Without a doubt, teenage drivers are extremely inexperienced when it comes to their first trips on the road because the only prior training for teens is either from their parents or driving courses. Parents and mentors are great teachers for the ways of the road. The influence of older drivers with more road experience teaching younger inexperienced drivers is a great benefit towards having safer road traffic. From personal experience, I know that driver’s education taught me the fundamentals of the road. Knowing what turns, stops, and right-of-ways gave me a feeling of security. 

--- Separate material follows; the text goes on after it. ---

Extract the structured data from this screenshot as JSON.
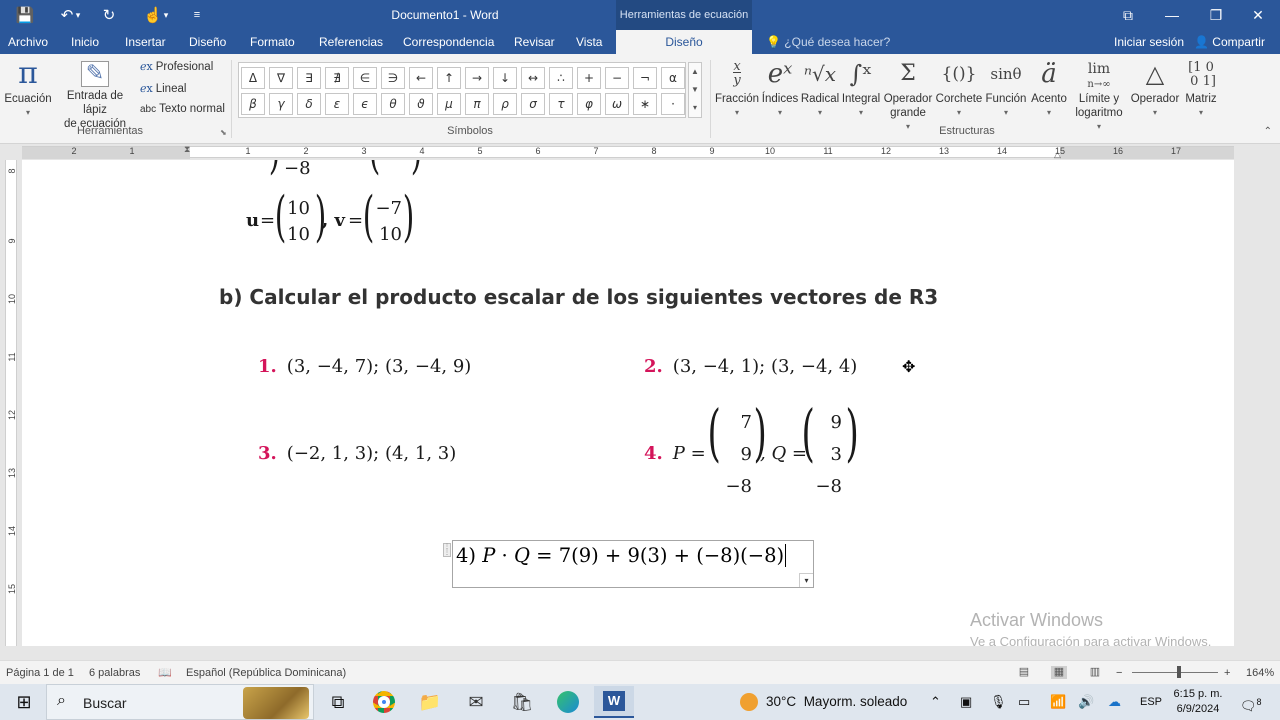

However, for many teens driving doesn’t come naturally. Even after practicing for months in a car with their parents, teens tend to crack under pressure once they turn 16. CourseHero, an online learning platform, stated that “56%  of teenagers rely on their parents to learn how to drive.” And taking that step towards driving by yourself causes pressure. Once the moment came when I had to drive on my own I felt more nervous than ever. With no one to look toward or ask for help, I felt a nervous rush of emotions. Like myself, many other teens’ driving abilities are put in jeopardy because of their newfound independence. 

Some people advocate that the legal driving age should be changed.  If this is the case, how high should the age be set? Will it truly save people’s lives? Many would argue that raising the legal driving age to eighteen would heavily reduce highway congestion, and save nearly 3,000 teen lives each year. Teenagers are often seen as too irresponsible to drive and have too much freedom, so raising the legal driving age to 18 is a possible solution.

Although raising the legal driving age to 18 would improve road safety, it would also eliminate the practice that teens receive at a younger age. Drivers who are not taught basic driving skills at a young age will lack experience when they’re older.  We benefit from the assistance we receive as teenagers, which is why it is critical to start teaching teens to drive at the age of 15. This would help create safer roads since teens are better prepared once they reach the legal driving age.

At some point in all of our lives, we have been put in the shoes of a teen driver. The unavoidable fact is that most drivers will begin as inexperienced teenagers. Teenagers must learn that driving is a privilege, not a luxury, and they must demonstrate that they are mature enough to drive on the road. Despite the fact that many people of this age are still developing the necessary skills to drive safely, it is pivotal that we teach people to drive at an early age so that we can have safer and more efficient roads.